Leaders often praise and reward heroic actions, the “dive in the dirt” moves that save the day. Sometimes speed and boldness win the day, but heroics can lure us into using ad-hoc interventions as a default instead of doing the less glamorous work that makes heroics rare and mostly unnecessary. For example, the courage of firefighters is visible and sometimes necessary, but the work of the fire marshall, risk managers, safety engineers, and building managers is preventative.
When leaders have strategic courage, they steer in the intended direction, ask for help when needed, admit error, relentlessly look for lessons, and change what needs to be modified in pursuit of the strategic intent. Such courage enables leaders to be alert for how often and in what situations dramatic actions are required because therein lay clues about how much an organization relies on a single person, luck, or ad-hoc measures. Sometimes, unusually great results are signs that something isn’t right. For example, the fraud that led to outsized results in retail banking at Wells Fargo or claims by Theranos that small amounts of blood were adequate to deliver multiple test results.
As shocking as these examples may be, millions more minor instances lead to loss, but leaders fail to identify the cause correctly. Why? Because leaders are as vulnerable to being distracted by heroes like anyone else. The leader may even be trying to be the hero.
Unfortunately, people close to a leader sometimes encourage and corroborate nearsightedness, perhaps out of fear. When this happens, broken systems remain covered up. What may begin as unwitting abdication becomes an organizational habit that people believe in and defend. As a result, practices aren’t usually examined unless leaders create an environment where honesty is more valuable than heroics.

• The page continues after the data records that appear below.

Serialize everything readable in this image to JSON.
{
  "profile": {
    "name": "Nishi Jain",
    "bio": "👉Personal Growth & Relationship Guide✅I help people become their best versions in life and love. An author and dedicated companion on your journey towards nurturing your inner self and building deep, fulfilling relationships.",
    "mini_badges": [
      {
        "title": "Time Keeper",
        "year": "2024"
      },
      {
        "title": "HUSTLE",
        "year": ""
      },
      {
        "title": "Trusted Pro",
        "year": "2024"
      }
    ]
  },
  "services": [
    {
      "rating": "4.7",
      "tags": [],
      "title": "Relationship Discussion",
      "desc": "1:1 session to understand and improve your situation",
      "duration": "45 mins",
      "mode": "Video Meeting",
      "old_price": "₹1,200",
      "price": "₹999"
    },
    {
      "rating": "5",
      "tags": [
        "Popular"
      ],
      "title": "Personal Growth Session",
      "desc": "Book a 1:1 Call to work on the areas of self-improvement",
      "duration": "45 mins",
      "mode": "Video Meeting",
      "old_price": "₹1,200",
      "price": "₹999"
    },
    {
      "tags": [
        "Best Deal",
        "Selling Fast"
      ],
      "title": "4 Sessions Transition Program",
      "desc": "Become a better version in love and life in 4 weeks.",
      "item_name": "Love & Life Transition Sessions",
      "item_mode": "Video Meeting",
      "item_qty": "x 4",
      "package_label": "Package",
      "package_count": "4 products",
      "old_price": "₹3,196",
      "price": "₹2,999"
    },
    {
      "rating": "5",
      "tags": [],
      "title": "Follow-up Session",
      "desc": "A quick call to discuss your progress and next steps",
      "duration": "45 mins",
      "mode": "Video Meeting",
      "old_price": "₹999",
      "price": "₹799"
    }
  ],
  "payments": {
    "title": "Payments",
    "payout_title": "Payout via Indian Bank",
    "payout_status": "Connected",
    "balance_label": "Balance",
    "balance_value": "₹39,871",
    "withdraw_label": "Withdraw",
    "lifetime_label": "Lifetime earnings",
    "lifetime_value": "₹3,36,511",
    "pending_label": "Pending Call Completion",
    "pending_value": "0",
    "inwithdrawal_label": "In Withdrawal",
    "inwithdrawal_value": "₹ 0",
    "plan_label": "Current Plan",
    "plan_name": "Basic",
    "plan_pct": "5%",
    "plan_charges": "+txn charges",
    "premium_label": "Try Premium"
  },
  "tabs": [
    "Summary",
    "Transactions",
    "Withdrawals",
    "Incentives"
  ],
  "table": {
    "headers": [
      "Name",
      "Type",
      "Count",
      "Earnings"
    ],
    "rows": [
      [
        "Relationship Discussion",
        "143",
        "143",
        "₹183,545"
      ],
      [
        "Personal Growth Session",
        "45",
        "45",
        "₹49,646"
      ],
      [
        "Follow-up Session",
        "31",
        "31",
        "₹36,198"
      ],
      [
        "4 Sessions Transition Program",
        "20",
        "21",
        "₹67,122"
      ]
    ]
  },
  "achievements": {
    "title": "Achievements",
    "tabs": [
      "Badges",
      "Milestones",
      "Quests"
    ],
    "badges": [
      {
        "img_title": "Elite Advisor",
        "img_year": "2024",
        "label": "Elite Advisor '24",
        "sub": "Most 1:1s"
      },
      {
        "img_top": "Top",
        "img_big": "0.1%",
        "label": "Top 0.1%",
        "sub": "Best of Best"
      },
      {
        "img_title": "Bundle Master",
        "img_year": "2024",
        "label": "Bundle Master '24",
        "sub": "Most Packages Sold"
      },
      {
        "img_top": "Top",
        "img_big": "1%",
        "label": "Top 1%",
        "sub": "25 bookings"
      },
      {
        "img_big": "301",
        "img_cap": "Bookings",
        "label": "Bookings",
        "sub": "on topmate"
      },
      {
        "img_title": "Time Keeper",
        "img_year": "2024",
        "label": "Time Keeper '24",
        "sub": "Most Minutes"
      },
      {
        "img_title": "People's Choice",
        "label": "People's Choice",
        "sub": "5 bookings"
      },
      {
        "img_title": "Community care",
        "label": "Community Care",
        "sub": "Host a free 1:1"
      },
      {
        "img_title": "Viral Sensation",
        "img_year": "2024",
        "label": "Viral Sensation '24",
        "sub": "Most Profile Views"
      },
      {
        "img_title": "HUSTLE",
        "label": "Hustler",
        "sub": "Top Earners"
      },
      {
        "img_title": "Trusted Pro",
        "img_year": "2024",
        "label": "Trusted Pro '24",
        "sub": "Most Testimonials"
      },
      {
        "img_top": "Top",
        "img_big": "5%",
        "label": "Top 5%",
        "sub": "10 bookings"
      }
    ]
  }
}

Leaders with strategic courage guide organizations to create cultures that openly challenge default thinking and workarounds and where extreme heroics are needed only in actual emergencies. Jim Detert’s excellent article “What Courageous Leaders Do Differently” in Harvard Business Review takes a close look at courageous leadership behavior, which is far more helpful than what he calls the typical but cartoonish “tough guy.”
MORE FOR YOU
Three characteristics of leaders who show strategic courage:
1. Breadth of knowledge and intellectual flexibility. Leaders who are good communicators tend to have a facility with metaphors and analogies. They can tell stories using content from their business and outside their company, history, literature, or a particular hobby. They use novel references as often as those more familiar.
The ability to see parallels and translate an idea from one context to another is a product of both knowledge and mental agility. For example, Fran Lebowitz said, “Think before you speak. Read before you think. This will give you something to think about that you didn’t make up yourself — a wise move at any age, but most especially at seventeen, when you are in the greatest danger of coming to annoying conclusions.” Lebowitz’s comments address teenagers, but her advice is helpful to anyone, especially those prone to stepping into the trap of certainty, experienced leaders included.
Wise leaders gather and think about ideas from many sources, including those some might judge unusual, as though it is a dangerous pursuit. Thinking is not harmful, but defaulting to certainty can be deadly.
2. Constant curiosity. On the heels of someone acting with great boldness and speed to achieve a laudable result, it is easy to miss the opportunity to learn. Yes, the hero did something extraordinary, but why was it necessary? Yes, results matter, but knowing how they were achieved matters as much. Business schools use examples of the good, the bad, and the truly terrible, for good reason – to learn.
3. Ability to let go. One of the most challenging aspects of strategy work is helping clients let go. Let go of what?
- Businesses that no longer fit their strategy
- Ideas that don’t serve them
- Destructive people
- Habits masquerading as process
- Hero worship
It is especially tough for leaders to let go of something they previously advocated for. This is a human cause of losses, large and small. Even if circumstances have changed, it can be hard to change course, never mind admit mistakes, but leaders who do so provide a model for others to do the same.
Leaders who show strategic courage are neither reckless nor naive, nor are they the “do or die” type that will cling to what isn’t working. Instead, strategic courage allows leaders, at any level, to be open, experiment, learn, adapt, and move in the right direction. These behaviors, repeated over time, serve as a model for others and are far more effective than giving awards for rescue missions that didn’t need to happen.